- **About this exercise**:
The answer must be every line of the records in which the string "features" appears.

Data records for software interfaces
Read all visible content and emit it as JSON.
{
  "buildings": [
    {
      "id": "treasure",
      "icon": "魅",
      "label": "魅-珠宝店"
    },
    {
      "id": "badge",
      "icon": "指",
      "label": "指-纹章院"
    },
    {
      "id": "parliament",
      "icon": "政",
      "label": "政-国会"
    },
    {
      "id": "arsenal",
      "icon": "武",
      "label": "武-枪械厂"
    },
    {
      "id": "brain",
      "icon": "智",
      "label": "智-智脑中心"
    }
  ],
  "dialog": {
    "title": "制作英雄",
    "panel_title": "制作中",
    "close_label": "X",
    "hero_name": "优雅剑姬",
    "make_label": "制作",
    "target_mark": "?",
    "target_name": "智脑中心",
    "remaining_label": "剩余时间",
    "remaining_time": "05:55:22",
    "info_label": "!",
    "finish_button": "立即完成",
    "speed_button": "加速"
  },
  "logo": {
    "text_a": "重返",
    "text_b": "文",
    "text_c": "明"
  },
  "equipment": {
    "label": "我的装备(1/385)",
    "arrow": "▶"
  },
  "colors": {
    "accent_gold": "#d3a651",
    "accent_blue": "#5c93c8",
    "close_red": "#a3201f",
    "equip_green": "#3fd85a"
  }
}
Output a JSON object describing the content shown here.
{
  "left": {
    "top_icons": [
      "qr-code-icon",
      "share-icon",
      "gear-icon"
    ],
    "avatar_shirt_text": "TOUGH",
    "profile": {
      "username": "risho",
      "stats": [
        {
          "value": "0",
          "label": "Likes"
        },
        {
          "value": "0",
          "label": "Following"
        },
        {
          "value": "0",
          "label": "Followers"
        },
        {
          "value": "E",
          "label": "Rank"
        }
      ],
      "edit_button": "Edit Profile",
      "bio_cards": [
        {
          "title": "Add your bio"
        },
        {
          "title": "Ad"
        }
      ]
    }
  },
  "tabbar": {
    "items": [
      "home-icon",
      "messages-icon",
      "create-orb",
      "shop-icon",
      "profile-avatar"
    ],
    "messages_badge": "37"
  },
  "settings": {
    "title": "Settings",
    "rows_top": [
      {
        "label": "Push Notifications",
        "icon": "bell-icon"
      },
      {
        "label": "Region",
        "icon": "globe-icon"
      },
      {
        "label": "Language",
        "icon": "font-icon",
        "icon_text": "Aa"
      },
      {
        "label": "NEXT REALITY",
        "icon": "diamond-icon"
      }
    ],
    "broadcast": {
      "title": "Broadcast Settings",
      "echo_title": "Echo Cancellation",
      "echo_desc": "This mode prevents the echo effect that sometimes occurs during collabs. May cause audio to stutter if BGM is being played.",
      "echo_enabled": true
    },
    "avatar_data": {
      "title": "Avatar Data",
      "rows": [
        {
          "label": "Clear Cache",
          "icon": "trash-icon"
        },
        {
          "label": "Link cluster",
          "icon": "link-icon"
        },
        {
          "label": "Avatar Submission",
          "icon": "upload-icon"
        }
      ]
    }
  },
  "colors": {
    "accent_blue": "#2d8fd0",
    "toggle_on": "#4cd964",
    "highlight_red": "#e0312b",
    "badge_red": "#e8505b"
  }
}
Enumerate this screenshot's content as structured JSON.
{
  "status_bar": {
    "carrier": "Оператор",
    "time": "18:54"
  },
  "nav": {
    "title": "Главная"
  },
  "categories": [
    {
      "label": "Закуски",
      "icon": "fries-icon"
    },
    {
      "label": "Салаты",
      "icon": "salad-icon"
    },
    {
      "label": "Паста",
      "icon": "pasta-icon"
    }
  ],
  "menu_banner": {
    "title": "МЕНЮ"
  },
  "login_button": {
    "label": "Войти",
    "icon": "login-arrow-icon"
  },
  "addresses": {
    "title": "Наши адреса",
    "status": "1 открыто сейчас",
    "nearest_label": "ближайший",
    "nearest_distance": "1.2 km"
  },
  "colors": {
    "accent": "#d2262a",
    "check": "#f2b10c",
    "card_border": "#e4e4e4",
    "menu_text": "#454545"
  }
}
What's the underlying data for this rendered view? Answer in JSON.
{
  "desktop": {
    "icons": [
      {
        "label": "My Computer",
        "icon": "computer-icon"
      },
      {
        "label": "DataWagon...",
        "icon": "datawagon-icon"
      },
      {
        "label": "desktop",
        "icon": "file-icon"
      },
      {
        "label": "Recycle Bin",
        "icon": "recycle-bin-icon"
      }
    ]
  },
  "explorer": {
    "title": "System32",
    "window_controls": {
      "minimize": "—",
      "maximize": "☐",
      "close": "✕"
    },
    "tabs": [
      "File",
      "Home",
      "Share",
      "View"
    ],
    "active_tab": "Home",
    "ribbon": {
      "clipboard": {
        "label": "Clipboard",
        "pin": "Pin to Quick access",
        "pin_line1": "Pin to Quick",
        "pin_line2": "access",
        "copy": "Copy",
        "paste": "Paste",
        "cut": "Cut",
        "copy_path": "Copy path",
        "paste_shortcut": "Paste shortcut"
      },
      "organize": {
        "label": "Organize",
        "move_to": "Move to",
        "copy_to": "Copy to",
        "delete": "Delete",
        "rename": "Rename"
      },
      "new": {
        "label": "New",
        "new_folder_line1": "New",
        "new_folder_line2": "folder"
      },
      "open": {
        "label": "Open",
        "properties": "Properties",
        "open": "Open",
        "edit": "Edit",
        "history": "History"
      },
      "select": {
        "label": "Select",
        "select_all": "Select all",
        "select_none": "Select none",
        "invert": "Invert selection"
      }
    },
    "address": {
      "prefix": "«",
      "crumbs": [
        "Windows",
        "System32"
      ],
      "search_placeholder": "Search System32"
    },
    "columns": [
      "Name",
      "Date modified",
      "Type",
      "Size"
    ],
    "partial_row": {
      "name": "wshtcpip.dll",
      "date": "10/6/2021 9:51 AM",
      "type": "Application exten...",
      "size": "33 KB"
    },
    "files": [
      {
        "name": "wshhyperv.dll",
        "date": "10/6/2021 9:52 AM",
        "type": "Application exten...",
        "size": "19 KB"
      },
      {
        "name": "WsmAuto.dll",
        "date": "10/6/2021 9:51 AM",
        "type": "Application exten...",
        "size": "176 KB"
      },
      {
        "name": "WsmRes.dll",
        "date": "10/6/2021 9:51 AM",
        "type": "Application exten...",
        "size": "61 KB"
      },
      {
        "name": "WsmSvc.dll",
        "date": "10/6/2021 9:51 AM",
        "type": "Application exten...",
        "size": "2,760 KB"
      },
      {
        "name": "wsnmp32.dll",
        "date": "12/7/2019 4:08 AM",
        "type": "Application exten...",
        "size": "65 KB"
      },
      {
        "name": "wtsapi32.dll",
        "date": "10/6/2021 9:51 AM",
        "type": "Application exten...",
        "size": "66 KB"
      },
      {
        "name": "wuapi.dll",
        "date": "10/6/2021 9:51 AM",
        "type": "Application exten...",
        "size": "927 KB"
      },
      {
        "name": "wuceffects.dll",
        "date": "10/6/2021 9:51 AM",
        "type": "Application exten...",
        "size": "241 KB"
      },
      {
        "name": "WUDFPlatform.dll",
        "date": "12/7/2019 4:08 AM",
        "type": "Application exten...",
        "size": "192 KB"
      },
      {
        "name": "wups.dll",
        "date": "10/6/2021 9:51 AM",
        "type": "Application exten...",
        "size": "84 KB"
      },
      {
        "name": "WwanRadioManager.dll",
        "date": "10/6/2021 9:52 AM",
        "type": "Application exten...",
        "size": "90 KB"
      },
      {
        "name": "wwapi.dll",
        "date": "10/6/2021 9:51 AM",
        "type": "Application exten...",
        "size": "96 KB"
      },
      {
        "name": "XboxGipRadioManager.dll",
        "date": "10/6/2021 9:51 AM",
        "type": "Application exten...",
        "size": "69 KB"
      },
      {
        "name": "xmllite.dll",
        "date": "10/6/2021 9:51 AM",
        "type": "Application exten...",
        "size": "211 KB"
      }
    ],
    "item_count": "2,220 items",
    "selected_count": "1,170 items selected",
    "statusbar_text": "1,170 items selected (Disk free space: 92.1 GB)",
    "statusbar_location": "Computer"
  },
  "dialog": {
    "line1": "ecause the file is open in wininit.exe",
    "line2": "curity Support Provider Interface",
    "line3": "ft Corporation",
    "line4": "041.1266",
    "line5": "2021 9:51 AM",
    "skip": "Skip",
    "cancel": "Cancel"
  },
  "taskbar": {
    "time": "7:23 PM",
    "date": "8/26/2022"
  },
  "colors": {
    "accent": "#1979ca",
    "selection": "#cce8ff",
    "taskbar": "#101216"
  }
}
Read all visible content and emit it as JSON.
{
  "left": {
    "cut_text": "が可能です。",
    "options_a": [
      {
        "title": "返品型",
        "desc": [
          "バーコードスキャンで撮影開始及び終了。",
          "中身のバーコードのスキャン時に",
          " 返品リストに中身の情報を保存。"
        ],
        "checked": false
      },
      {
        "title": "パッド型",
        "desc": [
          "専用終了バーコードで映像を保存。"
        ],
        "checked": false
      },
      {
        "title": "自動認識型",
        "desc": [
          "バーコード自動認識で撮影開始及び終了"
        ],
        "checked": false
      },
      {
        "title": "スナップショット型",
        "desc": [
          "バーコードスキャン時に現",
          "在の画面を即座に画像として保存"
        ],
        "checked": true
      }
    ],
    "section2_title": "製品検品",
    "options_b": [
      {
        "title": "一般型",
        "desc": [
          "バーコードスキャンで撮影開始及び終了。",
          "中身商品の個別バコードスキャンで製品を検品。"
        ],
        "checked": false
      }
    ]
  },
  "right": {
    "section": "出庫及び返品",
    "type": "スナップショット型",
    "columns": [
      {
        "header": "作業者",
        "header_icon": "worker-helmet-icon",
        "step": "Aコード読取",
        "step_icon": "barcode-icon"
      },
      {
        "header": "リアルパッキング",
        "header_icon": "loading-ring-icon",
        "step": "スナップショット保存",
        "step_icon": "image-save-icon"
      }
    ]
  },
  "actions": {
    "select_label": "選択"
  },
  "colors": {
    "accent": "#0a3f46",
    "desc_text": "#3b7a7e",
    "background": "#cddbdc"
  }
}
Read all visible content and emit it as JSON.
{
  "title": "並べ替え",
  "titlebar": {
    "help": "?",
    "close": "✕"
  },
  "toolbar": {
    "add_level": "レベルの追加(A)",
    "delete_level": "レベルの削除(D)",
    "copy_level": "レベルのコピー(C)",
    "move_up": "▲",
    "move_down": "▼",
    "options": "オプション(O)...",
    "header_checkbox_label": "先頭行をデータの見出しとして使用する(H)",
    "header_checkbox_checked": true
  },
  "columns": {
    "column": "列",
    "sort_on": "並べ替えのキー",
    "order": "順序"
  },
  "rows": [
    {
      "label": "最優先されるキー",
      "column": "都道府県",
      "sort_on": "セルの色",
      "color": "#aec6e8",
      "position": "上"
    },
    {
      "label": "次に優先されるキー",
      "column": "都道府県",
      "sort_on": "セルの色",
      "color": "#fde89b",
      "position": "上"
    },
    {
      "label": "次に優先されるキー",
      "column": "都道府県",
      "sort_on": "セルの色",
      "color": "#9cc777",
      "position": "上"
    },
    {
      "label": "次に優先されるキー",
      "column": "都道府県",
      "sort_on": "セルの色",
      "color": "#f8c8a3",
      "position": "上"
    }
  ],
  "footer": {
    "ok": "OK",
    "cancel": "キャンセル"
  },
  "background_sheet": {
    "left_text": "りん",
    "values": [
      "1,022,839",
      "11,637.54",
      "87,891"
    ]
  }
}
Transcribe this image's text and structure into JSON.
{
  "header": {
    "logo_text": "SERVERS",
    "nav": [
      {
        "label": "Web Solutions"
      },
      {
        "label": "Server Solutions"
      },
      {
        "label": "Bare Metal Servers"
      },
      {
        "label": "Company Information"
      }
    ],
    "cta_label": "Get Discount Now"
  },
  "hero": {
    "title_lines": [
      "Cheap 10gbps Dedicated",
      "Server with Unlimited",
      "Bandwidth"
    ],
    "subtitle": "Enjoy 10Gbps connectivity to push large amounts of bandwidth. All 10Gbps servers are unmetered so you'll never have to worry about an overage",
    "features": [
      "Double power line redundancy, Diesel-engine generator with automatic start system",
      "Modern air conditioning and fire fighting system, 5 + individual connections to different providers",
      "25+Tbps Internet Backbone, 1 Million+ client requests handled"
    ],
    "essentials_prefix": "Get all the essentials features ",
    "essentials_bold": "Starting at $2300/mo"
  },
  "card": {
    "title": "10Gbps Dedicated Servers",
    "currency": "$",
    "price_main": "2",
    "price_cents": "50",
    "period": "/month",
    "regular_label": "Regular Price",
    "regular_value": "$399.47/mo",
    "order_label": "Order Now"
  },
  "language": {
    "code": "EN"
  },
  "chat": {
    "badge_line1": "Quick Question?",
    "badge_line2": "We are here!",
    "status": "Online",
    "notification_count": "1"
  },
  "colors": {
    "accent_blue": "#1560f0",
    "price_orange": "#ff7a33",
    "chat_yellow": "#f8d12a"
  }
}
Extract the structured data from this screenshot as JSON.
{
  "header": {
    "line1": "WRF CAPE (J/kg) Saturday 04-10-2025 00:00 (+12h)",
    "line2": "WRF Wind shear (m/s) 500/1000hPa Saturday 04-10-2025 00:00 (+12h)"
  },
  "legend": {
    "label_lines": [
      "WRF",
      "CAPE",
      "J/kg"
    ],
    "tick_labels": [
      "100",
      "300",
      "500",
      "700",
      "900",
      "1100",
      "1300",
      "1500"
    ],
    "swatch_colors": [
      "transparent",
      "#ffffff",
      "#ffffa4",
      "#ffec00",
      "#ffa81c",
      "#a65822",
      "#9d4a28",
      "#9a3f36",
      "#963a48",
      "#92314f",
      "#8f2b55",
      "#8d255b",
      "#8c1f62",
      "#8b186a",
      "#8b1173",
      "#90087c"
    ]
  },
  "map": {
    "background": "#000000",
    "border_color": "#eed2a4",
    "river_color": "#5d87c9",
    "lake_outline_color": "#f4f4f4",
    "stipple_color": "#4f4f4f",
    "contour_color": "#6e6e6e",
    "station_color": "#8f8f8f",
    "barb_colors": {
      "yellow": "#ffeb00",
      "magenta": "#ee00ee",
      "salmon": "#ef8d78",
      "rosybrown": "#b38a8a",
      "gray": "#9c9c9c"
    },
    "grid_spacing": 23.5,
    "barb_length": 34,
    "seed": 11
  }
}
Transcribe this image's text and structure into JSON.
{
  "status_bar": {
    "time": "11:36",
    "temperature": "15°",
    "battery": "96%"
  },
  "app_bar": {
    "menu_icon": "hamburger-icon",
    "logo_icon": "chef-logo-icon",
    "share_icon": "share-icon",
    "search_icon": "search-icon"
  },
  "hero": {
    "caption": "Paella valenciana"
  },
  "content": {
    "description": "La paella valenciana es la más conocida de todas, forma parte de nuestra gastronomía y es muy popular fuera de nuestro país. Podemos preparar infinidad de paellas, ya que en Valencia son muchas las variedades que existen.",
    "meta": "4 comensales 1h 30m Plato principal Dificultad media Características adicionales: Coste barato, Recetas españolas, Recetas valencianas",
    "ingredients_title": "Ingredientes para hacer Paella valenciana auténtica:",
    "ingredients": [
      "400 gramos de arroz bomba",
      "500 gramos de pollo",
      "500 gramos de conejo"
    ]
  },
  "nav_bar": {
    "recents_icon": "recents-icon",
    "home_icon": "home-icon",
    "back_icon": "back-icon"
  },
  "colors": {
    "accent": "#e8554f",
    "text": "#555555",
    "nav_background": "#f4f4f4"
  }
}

- **Solution for this problem**:
    "features": [
    "essentials_prefix": "Get all the essentials features ",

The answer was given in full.